(STUDY MATERIAL)
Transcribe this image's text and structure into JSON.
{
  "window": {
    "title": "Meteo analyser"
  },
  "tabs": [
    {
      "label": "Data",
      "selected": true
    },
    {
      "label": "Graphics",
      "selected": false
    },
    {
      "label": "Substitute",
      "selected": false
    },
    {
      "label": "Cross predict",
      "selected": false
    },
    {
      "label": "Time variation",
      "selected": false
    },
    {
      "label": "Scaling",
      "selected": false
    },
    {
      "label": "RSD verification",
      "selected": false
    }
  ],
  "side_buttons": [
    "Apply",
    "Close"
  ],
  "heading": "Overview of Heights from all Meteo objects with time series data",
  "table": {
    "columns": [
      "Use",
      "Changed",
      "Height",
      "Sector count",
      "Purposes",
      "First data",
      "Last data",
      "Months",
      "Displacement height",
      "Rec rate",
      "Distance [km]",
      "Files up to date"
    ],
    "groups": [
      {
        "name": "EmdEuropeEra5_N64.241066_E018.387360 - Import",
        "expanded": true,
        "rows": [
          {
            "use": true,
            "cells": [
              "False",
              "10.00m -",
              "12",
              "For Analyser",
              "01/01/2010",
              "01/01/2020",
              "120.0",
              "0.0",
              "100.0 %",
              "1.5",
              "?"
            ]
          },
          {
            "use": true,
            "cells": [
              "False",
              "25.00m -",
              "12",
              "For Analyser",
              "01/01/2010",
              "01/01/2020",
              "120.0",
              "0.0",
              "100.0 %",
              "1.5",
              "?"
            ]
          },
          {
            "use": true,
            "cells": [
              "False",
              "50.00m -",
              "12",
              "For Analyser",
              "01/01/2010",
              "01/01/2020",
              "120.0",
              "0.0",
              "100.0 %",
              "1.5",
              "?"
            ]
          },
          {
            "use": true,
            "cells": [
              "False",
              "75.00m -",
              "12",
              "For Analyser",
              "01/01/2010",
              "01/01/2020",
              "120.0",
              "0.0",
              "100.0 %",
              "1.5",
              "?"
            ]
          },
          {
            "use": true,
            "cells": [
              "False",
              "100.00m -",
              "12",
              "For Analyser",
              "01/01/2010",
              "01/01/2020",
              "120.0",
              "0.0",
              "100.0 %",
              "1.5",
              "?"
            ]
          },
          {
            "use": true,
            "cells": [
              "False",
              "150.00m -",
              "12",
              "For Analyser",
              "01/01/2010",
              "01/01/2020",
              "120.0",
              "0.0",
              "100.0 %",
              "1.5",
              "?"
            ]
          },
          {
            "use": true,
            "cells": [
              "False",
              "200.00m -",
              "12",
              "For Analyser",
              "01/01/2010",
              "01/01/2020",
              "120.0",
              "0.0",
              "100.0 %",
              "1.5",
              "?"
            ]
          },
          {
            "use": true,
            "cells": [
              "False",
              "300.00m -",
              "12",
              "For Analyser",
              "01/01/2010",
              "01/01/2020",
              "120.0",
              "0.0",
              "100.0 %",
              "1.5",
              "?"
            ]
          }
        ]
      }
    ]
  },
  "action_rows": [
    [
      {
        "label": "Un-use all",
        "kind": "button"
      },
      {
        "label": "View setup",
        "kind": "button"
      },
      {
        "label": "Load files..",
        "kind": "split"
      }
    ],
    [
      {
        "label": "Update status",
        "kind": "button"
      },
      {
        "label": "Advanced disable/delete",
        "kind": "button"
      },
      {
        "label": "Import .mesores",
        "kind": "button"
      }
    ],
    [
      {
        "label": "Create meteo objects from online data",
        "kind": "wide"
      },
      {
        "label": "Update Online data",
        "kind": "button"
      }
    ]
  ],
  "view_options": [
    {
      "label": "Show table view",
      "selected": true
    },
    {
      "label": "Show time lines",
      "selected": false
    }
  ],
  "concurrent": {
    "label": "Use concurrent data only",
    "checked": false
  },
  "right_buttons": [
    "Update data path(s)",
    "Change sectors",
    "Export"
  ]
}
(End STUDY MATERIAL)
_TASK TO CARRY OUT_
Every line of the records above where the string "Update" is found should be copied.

_ANSWER BELOW_
        "label": "Update status",
        "label": "Update Online data",
    "Update data path(s)",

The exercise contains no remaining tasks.